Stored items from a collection

★ ★ ★

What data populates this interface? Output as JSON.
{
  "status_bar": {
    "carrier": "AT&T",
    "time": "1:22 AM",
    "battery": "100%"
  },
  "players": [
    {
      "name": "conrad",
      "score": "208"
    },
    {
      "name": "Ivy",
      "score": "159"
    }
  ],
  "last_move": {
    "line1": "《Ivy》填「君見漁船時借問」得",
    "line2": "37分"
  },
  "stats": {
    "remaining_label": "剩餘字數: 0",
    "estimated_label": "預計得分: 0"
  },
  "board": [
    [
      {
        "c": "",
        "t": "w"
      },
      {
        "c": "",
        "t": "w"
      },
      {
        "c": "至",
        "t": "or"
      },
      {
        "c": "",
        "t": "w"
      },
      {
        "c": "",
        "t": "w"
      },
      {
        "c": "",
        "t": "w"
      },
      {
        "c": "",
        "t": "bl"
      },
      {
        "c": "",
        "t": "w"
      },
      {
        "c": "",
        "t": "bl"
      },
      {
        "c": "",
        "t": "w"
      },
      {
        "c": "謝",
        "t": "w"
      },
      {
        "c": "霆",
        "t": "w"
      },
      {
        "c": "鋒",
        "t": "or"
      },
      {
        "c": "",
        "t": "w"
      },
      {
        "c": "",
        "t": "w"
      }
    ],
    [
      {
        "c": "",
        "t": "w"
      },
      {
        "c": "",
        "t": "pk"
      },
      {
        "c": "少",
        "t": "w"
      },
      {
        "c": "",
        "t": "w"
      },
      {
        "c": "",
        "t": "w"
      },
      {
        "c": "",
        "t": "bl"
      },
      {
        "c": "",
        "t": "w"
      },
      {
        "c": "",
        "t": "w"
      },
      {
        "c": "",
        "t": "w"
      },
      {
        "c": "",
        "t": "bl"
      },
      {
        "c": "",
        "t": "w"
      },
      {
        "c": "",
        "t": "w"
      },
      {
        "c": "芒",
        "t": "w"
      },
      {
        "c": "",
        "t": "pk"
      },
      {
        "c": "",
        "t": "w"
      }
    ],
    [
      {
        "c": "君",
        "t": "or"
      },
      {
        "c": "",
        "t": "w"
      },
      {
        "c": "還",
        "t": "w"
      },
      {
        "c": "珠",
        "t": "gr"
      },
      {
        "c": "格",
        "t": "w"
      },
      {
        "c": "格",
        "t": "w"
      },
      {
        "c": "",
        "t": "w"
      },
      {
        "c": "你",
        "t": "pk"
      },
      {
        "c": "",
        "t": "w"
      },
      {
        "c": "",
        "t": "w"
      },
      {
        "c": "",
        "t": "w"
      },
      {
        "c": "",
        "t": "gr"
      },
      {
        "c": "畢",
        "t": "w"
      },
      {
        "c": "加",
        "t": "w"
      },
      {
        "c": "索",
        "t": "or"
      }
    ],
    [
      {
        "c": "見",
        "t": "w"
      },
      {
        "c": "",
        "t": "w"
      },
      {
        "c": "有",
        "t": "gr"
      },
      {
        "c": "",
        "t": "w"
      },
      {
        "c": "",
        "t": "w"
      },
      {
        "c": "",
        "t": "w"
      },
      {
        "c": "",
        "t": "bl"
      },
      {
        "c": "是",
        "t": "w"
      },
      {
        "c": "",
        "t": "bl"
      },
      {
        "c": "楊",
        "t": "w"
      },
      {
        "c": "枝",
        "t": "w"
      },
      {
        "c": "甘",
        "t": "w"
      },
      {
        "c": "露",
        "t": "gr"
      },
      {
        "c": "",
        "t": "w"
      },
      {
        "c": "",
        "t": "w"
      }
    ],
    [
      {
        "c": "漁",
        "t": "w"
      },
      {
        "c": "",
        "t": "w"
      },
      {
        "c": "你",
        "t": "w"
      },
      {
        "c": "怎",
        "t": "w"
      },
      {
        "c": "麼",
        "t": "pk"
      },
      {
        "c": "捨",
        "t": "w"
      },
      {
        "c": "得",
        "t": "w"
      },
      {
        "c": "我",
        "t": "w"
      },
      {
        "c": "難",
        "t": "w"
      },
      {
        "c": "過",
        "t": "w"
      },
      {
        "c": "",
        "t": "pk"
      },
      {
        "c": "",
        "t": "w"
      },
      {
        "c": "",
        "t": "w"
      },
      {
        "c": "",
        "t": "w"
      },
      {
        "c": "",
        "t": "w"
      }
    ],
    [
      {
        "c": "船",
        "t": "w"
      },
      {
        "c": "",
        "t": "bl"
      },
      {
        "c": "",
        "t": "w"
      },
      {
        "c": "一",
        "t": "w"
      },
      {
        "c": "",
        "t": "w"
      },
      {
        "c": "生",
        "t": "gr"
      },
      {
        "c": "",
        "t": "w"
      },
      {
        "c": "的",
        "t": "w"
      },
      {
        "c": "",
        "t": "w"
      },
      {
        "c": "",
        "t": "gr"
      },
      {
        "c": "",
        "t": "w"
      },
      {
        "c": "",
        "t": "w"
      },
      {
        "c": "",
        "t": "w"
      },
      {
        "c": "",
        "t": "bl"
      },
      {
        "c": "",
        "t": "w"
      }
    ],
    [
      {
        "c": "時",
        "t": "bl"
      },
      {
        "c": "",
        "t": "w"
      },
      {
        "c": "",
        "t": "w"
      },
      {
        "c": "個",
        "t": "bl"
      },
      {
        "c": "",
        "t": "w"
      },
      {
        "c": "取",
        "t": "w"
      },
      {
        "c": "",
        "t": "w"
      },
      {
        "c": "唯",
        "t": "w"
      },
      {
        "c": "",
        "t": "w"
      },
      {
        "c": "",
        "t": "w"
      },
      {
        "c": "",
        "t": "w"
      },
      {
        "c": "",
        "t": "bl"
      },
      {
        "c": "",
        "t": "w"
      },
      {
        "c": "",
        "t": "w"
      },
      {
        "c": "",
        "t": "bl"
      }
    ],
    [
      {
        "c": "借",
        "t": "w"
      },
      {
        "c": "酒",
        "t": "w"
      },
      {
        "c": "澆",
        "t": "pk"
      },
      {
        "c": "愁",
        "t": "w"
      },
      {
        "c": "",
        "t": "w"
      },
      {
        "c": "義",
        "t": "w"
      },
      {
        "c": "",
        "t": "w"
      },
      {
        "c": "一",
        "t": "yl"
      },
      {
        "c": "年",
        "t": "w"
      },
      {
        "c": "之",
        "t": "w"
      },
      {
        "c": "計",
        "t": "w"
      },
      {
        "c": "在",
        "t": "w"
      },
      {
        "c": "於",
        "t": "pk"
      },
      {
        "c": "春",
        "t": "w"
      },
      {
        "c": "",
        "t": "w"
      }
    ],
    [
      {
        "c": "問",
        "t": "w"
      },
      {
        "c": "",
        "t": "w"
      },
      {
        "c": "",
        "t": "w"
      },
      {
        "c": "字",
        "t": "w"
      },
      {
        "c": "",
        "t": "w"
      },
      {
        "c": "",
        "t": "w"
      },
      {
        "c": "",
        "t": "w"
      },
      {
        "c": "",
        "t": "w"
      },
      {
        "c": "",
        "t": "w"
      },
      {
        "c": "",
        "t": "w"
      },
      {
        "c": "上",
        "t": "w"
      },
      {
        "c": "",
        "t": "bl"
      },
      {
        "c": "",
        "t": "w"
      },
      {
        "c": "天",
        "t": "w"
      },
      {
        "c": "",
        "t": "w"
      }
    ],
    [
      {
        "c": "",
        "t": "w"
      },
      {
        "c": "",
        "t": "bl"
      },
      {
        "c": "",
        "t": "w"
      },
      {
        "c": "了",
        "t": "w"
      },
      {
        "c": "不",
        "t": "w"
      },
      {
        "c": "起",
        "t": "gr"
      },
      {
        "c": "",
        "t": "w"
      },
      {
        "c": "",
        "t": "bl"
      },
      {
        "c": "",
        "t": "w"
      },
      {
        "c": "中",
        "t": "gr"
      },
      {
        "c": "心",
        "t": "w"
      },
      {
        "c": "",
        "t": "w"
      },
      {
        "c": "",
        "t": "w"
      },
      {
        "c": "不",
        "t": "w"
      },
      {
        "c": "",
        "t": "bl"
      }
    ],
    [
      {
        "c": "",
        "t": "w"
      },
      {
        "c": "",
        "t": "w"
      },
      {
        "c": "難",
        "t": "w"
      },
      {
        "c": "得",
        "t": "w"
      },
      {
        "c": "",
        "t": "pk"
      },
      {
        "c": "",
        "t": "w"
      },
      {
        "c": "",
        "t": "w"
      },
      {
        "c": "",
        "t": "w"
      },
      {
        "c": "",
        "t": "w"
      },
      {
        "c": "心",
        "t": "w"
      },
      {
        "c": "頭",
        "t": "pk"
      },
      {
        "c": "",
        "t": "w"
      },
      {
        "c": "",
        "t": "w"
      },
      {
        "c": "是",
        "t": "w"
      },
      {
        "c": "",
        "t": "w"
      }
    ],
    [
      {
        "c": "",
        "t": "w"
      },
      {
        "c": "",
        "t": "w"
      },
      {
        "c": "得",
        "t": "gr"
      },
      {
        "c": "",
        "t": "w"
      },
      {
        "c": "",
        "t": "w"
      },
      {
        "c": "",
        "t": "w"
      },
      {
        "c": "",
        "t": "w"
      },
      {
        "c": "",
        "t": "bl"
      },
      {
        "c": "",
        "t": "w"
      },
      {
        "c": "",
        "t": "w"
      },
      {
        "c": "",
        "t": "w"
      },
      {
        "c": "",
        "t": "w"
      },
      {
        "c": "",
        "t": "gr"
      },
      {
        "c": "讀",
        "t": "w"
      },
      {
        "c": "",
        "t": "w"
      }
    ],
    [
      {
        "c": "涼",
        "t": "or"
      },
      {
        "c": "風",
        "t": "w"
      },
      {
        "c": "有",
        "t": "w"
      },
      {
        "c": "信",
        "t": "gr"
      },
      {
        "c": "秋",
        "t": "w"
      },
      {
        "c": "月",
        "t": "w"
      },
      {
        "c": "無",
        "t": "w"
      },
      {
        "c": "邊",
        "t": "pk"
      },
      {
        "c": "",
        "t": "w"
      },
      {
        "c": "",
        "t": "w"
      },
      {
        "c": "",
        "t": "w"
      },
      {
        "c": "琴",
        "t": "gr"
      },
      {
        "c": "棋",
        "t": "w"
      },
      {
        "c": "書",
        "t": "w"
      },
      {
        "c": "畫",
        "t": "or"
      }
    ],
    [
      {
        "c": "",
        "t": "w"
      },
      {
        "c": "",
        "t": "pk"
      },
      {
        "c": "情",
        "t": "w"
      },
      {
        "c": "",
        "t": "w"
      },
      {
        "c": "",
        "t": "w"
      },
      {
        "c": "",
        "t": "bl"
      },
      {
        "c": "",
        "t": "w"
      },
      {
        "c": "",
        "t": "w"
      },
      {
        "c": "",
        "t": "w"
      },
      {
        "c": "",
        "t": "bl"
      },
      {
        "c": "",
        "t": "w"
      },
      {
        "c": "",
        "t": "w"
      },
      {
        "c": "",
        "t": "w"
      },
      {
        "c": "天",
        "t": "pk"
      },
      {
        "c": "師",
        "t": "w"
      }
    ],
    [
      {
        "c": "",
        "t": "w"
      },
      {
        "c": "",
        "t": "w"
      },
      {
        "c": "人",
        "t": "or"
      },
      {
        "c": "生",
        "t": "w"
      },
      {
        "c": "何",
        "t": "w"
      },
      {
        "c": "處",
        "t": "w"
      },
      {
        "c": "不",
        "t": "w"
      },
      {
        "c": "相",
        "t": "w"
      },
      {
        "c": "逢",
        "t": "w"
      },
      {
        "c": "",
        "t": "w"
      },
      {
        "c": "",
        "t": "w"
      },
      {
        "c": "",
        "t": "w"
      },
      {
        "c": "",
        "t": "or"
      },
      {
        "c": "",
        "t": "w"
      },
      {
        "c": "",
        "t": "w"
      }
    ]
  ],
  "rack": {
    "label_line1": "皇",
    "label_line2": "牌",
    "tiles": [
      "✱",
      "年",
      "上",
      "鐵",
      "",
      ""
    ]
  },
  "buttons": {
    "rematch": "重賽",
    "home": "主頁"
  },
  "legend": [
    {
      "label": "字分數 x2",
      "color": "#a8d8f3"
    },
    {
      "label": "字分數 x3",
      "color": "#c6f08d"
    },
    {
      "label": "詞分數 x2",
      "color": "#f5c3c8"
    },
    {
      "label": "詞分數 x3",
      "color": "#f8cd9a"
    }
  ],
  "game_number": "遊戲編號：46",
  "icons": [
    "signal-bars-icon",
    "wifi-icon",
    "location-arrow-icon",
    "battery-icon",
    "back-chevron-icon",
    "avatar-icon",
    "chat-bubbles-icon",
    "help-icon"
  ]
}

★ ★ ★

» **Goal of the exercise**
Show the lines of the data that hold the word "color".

» **Response**
      "color": "#a8d8f3"
      "color": "#c6f08d"
      "color": "#f5c3c8"
      "color": "#f8cd9a"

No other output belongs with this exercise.